### YOUR OBJECTIVE
Nothing in the records may be changed; retype them in full.

*** THE INPUT ***

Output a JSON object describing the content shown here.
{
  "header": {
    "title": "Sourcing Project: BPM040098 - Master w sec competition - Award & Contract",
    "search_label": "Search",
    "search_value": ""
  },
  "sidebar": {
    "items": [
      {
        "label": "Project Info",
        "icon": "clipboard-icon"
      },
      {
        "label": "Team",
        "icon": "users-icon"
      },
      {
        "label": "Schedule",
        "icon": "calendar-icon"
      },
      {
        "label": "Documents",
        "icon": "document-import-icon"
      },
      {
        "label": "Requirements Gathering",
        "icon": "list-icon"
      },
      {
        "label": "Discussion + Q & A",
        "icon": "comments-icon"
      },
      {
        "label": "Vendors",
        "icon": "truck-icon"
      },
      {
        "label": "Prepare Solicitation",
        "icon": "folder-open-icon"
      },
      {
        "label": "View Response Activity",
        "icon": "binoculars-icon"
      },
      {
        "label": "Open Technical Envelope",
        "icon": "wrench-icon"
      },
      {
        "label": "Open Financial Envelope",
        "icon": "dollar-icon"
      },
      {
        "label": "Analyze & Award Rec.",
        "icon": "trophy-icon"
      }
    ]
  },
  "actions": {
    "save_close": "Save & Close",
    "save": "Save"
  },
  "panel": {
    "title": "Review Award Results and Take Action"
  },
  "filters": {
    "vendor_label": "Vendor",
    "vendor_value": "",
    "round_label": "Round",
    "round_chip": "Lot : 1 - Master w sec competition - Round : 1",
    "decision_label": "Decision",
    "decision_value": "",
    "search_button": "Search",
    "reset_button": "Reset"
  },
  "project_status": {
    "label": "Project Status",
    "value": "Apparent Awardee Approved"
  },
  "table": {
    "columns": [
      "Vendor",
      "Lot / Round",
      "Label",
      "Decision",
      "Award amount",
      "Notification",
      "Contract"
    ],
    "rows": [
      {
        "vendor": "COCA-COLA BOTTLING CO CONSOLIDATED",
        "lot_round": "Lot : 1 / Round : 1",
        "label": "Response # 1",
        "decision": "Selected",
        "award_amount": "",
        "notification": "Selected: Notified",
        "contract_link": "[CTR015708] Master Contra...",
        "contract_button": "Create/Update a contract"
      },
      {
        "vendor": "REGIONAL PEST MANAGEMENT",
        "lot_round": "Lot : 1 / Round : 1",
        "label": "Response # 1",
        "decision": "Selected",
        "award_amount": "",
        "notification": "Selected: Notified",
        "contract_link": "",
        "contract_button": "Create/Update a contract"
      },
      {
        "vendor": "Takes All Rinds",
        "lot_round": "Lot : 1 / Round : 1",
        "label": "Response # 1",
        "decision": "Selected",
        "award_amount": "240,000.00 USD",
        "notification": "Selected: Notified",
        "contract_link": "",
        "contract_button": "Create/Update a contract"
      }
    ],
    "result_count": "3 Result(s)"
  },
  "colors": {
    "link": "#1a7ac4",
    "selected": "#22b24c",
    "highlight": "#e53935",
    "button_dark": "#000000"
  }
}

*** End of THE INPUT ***

### RESPONSE
Output a JSON object describing the content shown here.
{
  "header": {
    "title": "Sourcing Project: BPM040098 - Master w sec competition - Award & Contract",
    "search_label": "Search",
    "search_value": ""
  },
  "sidebar": {
    "items": [
      {
        "label": "Project Info",
        "icon": "clipboard-icon"
      },
      {
        "label": "Team",
        "icon": "users-icon"
      },
      {
        "label": "Schedule",
        "icon": "calendar-icon"
      },
      {
        "label": "Documents",
        "icon": "document-import-icon"
      },
      {
        "label": "Requirements Gathering",
        "icon": "list-icon"
      },
      {
        "label": "Discussion + Q & A",
        "icon": "comments-icon"
      },
      {
        "label": "Vendors",
        "icon": "truck-icon"
      },
      {
        "label": "Prepare Solicitation",
        "icon": "folder-open-icon"
      },
      {
        "label": "View Response Activity",
        "icon": "binoculars-icon"
      },
      {
        "label": "Open Technical Envelope",
        "icon": "wrench-icon"
      },
      {
        "label": "Open Financial Envelope",
        "icon": "dollar-icon"
      },
      {
        "label": "Analyze & Award Rec.",
        "icon": "trophy-icon"
      }
    ]
  },
  "actions": {
    "save_close": "Save & Close",
    "save": "Save"
  },
  "panel": {
    "title": "Review Award Results and Take Action"
  },
  "filters": {
    "vendor_label": "Vendor",
    "vendor_value": "",
    "round_label": "Round",
    "round_chip": "Lot : 1 - Master w sec competition - Round : 1",
    "decision_label": "Decision",
    "decision_value": "",
    "search_button": "Search",
    "reset_button": "Reset"
  },
  "project_status": {
    "label": "Project Status",
    "value": "Apparent Awardee Approved"
  },
  "table": {
    "columns": [
      "Vendor",
      "Lot / Round",
      "Label",
      "Decision",
      "Award amount",
      "Notification",
      "Contract"
    ],
    "rows": [
      {
        "vendor": "COCA-COLA BOTTLING CO CONSOLIDATED",
        "lot_round": "Lot : 1 / Round : 1",
        "label": "Response # 1",
        "decision": "Selected",
        "award_amount": "",
        "notification": "Selected: Notified",
        "contract_link": "[CTR015708] Master Contra...",
        "contract_button": "Create/Update a contract"
      },
      {
        "vendor": "REGIONAL PEST MANAGEMENT",
        "lot_round": "Lot : 1 / Round : 1",
        "label": "Response # 1",
        "decision": "Selected",
        "award_amount": "",
        "notification": "Selected: Notified",
        "contract_link": "",
        "contract_button": "Create/Update a contract"
      },
      {
        "vendor": "Takes All Rinds",
        "lot_round": "Lot : 1 / Round : 1",
        "label": "Response # 1",
        "decision": "Selected",
        "award_amount": "240,000.00 USD",
        "notification": "Selected: Notified",
        "contract_link": "",
        "contract_button": "Create/Update a contract"
      }
    ],
    "result_count": "3 Result(s)"
  },
  "colors": {
    "link": "#1a7ac4",
    "selected": "#22b24c",
    "highlight": "#e53935",
    "button_dark": "#000000"
  }
}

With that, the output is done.